Oregonians spin glitchy sonic expanses into forceful, focused folk rock
On its fourth album, Portland’s Blitzen Trapper channels the rough-hewn abandon of previous releases into focused roots-rollickers, rendering Furr a strange werewolf of an album: Even in its tamest, tenderest moments, a track feels but a swift modulation away from muscle-bound psychedelica. Arrangements come stuffed full with astral blips, jittering guitar riffage and pastoral harmonizing, playing on the strengths of the full sextet.

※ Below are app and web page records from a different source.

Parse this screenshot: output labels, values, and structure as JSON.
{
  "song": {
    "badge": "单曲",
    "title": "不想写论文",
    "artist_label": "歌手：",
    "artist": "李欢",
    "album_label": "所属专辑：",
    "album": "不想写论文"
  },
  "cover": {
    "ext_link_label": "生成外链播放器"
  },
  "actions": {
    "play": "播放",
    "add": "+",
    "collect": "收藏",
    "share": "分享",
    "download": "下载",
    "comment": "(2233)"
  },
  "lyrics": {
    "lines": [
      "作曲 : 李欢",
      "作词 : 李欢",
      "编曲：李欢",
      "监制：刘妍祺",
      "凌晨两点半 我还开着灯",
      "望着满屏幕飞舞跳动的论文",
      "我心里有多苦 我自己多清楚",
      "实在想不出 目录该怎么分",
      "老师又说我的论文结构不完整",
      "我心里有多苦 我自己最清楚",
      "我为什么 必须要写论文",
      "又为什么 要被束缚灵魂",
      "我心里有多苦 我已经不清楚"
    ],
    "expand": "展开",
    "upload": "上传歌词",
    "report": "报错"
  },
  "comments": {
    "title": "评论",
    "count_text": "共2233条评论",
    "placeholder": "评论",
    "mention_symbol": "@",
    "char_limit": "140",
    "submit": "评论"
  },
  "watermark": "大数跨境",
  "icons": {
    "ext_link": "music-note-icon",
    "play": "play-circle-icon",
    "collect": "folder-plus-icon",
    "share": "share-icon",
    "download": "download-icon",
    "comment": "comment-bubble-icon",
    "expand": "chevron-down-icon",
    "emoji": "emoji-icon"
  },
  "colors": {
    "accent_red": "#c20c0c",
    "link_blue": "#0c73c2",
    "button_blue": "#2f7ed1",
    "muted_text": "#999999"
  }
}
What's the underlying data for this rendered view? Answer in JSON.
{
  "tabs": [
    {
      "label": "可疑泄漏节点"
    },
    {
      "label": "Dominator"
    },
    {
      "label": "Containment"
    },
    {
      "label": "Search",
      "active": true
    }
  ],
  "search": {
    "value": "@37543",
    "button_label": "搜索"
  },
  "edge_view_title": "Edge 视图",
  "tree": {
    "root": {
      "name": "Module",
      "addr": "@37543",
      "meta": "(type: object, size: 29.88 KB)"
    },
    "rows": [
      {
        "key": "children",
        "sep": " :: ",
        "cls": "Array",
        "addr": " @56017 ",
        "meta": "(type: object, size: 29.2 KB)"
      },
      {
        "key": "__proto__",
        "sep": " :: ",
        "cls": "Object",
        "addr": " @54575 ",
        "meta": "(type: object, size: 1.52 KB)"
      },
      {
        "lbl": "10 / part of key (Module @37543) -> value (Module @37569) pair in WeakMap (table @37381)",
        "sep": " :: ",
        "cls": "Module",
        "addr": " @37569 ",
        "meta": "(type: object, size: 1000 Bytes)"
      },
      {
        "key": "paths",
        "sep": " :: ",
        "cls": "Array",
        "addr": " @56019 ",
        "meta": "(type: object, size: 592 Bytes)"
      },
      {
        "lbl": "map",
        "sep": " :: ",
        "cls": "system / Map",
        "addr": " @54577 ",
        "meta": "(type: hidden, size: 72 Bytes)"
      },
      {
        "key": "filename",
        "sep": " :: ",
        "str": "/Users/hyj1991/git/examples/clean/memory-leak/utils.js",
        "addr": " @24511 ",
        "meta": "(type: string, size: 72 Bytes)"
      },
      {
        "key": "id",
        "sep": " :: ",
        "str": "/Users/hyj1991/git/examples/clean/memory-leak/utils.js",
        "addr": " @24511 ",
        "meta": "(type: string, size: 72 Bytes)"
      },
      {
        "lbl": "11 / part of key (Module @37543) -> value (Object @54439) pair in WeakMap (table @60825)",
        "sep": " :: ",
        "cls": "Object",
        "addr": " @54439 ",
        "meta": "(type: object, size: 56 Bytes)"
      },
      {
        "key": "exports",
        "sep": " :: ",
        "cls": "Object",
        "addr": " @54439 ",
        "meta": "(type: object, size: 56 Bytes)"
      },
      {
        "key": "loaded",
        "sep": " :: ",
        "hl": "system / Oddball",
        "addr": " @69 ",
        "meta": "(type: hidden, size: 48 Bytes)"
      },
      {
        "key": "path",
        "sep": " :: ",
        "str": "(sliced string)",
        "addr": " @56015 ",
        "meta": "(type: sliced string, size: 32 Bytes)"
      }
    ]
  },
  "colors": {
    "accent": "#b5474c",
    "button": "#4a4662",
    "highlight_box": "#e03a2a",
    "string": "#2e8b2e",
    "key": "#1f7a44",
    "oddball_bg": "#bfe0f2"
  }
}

There’s no room for filler here; momentum carries on and roams wide but never eases. Frontman Eric Earley helps by sounding spiritually uneasy, sometimes downright sinister—perhaps because a minister can’t (or couldn't) help any of the figures that make appearances here. The only way to avoid sin is through sleep or death. God and suicide meet where purified truth verily murders a man. Judgment between right and wrong becomes a matter of taste. Animalistic constraints cavort with human instincts. All of which comes beat-down and country-crooned, with just enough slack-jawed twang to rhyme “sin” and “again.” And all the head-nods to Neil Young-centralized folk music history—tinged throughout, but thorough enough on the lilting title track or plaintive “Stolen Shoes & a Rifle”—help ground the frenetic, expansive fun at the core of these Oregonians in something far more heartfelt, if just as ever fervent as before.